━━━━━ Supplied information
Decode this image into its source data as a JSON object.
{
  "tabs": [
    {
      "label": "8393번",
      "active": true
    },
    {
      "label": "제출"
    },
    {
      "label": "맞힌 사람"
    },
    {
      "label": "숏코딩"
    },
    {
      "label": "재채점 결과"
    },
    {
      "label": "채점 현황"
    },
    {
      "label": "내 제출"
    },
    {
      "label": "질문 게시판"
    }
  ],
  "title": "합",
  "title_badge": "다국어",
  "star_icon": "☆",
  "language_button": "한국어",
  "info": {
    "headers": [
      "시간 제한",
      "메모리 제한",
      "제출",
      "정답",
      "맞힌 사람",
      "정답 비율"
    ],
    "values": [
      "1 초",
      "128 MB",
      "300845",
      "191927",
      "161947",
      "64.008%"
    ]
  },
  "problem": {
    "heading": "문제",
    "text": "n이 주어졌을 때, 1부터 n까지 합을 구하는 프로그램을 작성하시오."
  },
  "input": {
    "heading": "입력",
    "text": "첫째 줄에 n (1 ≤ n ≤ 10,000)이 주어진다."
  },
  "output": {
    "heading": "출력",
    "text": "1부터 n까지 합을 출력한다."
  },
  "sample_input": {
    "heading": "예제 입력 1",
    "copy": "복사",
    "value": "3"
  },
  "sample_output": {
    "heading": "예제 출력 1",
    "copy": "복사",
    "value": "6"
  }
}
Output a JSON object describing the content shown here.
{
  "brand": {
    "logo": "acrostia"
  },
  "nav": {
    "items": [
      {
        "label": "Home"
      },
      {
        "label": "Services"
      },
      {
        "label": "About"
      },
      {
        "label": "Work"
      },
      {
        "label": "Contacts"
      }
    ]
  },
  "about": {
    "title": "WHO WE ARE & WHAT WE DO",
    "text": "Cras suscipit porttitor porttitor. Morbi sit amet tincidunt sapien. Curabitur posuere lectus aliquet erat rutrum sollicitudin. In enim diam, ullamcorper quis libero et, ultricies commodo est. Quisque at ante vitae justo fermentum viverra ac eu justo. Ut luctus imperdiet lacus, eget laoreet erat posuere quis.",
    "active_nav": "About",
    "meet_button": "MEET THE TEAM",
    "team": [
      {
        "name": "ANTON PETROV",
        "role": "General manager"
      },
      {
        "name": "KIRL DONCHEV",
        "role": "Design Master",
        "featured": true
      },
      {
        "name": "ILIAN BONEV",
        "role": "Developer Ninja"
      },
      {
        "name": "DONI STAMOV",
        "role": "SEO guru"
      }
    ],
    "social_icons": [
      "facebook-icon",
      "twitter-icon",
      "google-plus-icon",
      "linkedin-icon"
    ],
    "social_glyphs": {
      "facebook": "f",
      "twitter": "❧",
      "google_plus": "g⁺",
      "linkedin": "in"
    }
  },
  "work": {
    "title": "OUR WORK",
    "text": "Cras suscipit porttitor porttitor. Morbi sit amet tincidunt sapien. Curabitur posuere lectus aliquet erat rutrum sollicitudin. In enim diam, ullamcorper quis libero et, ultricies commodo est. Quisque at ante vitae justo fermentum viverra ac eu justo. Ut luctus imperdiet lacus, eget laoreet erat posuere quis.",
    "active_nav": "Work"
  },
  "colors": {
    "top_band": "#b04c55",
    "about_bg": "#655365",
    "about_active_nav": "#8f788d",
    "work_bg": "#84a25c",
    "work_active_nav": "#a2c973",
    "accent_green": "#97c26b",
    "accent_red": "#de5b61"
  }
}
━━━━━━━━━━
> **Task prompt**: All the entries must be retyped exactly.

> **Your solution**:
Decode this image into its source data as a JSON object.
{
  "tabs": [
    {
      "label": "8393번",
      "active": true
    },
    {
      "label": "제출"
    },
    {
      "label": "맞힌 사람"
    },
    {
      "label": "숏코딩"
    },
    {
      "label": "재채점 결과"
    },
    {
      "label": "채점 현황"
    },
    {
      "label": "내 제출"
    },
    {
      "label": "질문 게시판"
    }
  ],
  "title": "합",
  "title_badge": "다국어",
  "star_icon": "☆",
  "language_button": "한국어",
  "info": {
    "headers": [
      "시간 제한",
      "메모리 제한",
      "제출",
      "정답",
      "맞힌 사람",
      "정답 비율"
    ],
    "values": [
      "1 초",
      "128 MB",
      "300845",
      "191927",
      "161947",
      "64.008%"
    ]
  },
  "problem": {
    "heading": "문제",
    "text": "n이 주어졌을 때, 1부터 n까지 합을 구하는 프로그램을 작성하시오."
  },
  "input": {
    "heading": "입력",
    "text": "첫째 줄에 n (1 ≤ n ≤ 10,000)이 주어진다."
  },
  "output": {
    "heading": "출력",
    "text": "1부터 n까지 합을 출력한다."
  },
  "sample_input": {
    "heading": "예제 입력 1",
    "copy": "복사",
    "value": "3"
  },
  "sample_output": {
    "heading": "예제 출력 1",
    "copy": "복사",
    "value": "6"
  }
}
Output a JSON object describing the content shown here.
{
  "brand": {
    "logo": "acrostia"
  },
  "nav": {
    "items": [
      {
        "label": "Home"
      },
      {
        "label": "Services"
      },
      {
        "label": "About"
      },
      {
        "label": "Work"
      },
      {
        "label": "Contacts"
      }
    ]
  },
  "about": {
    "title": "WHO WE ARE & WHAT WE DO",
    "text": "Cras suscipit porttitor porttitor. Morbi sit amet tincidunt sapien. Curabitur posuere lectus aliquet erat rutrum sollicitudin. In enim diam, ullamcorper quis libero et, ultricies commodo est. Quisque at ante vitae justo fermentum viverra ac eu justo. Ut luctus imperdiet lacus, eget laoreet erat posuere quis.",
    "active_nav": "About",
    "meet_button": "MEET THE TEAM",
    "team": [
      {
        "name": "ANTON PETROV",
        "role": "General manager"
      },
      {
        "name": "KIRL DONCHEV",
        "role": "Design Master",
        "featured": true
      },
      {
        "name": "ILIAN BONEV",
        "role": "Developer Ninja"
      },
      {
        "name": "DONI STAMOV",
        "role": "SEO guru"
      }
    ],
    "social_icons": [
      "facebook-icon",
      "twitter-icon",
      "google-plus-icon",
      "linkedin-icon"
    ],
    "social_glyphs": {
      "facebook": "f",
      "twitter": "❧",
      "google_plus": "g⁺",
      "linkedin": "in"
    }
  },
  "work": {
    "title": "OUR WORK",
    "text": "Cras suscipit porttitor porttitor. Morbi sit amet tincidunt sapien. Curabitur posuere lectus aliquet erat rutrum sollicitudin. In enim diam, ullamcorper quis libero et, ultricies commodo est. Quisque at ante vitae justo fermentum viverra ac eu justo. Ut luctus imperdiet lacus, eget laoreet erat posuere quis.",
    "active_nav": "Work"
  },
  "colors": {
    "top_band": "#b04c55",
    "about_bg": "#655365",
    "about_active_nav": "#8f788d",
    "work_bg": "#84a25c",
    "work_active_nav": "#a2c973",
    "accent_green": "#97c26b",
    "accent_red": "#de5b61"
  }
}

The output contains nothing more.